Woman holds her snake up to her face

Why can’t snakes hear well?

Mostly because they don’t need to have good hearing. Since they don’t communicate extensively through vocalizations (like humans and birds do), they don’t need to have good ears. Hearing also isn’t the only sense they lack: snakes also have really bad eyesight. Instead, their sense of smell is what allows them to be formidable hunters. Ever wonder why your snake noiselessly flicks her tongue a lot? She’s grabbing air molecules and returning them to the roof of her mouth to “smell” them and detect prey or predators. 

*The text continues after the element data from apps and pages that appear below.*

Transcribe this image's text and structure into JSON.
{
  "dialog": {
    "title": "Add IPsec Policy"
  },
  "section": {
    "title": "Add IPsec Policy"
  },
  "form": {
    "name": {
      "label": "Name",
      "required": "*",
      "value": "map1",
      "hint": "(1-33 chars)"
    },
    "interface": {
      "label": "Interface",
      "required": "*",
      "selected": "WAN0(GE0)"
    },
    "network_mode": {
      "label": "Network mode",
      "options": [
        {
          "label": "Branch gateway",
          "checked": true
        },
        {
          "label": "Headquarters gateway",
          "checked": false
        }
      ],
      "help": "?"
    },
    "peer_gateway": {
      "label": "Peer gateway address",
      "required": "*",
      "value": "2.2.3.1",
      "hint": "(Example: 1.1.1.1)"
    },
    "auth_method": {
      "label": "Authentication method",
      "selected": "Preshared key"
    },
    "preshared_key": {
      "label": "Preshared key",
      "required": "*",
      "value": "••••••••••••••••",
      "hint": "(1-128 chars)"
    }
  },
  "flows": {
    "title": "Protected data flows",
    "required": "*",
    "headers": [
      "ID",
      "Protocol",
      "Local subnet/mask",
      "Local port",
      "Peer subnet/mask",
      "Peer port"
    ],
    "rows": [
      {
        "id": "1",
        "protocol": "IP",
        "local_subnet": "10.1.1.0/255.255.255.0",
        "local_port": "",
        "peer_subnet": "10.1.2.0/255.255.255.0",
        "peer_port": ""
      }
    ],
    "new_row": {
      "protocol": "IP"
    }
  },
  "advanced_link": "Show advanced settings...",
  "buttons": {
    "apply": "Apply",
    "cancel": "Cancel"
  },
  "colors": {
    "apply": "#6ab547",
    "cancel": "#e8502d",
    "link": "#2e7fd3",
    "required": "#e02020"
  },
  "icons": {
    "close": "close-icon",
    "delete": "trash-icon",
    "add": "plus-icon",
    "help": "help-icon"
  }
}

So don’t go thinking that your snake completely lacks the ability to hear anything.  She can pick up some noise, but she mostly interprets vibrations. If you want to communicate with your pet, though, you may need to think outside the box a bit. While she might respond to the sound of your voice, you can’t train a snake to react to words like you would with a dog or other mammalian pet. Try gently tapping on the ground around her so that she “hears” you when you talk to her. And as always, feel free to tell her she’s a good girl; even if she doesn’t understand, you will. 

Editors' Recommendations

Rebekkah Adams
Rebekkah’s been a writer and editor for more than 10 years, both in print and digital. In addition to writing about pets…
Why do birds bob their heads? The answer is pretty complex
Birds bob their heads for a very interesting reason. Here's what to know
Two parrots tilt their heads to see better

Birds are some of the most popular pets for many reasons: They're funny, smart, and pretty. But they also intrigue us because they do a few cool things that us mammals don't. One well-known trait is the iconic head bob, which might make you instantly reach for your camera every time you see it. It's certainly worth watching, but what does it mean? There's actually a very scientific — albeit somewhat complex — reason behind this.

So, why do birds bob their heads? Basically, they do this to see better, but it's a little more complicated than that. 

Read more
How to tell if your guinea pig loves you – some ways may surprise you
These are the signs your guinea pig loves you as much as you love him
A happy guinea pig hangs out in the grass

We know how much we love our pets. The question is if they love us, too. It can be tricky to tell how animals feel since they can't tell us about their moods. But that doesn't mean we can't ever figure out what's in the minds of our furry friends.

Guinea pigs in particular make a lot of interesting noises and show postures that help us decipher their thoughts and feelings. By paying close attention to your little guy and learning a bit about how he thinks, you can get a pretty good sense of his inner goings-on. And you won't have to watch very long to confirm that your guinea pig loves you.

Read more
Are bubbles in a fish tank a problem? They just might be
5 reasons bubbles in a fish tank might be there (and what to do)
Fish tank with healthy bubbles coming out of filter

You're always going to see some bubbles in an aquarium. Most likely, the filter produces a continuous stream, and that's a good thing! It means the system works. But some bubbles may reveal underlying problems with your water or with your inhabitants. So, why are there bubbles in your fish tank, and how do you know if those little oxygen sacks indicate an issue or a healthy ecosystem? Here's how to tell where they're coming from and figure out what to do about it.

Why are there bubbles on plants?
As mentioned, your bubbles are often totally normal as part of a healthy tank that continues to cycle through water. This will especially hold true if you have live plants, which produce oxygen naturally and sometimes hold on to it in the form of bubbles. Of course, those eventually dissipate, at which point the gas inside seeps into the water. That's good! Fish need to breathe just like the rest of us and do so through their gills by pulling oxygen from the water in the tank. 

Read more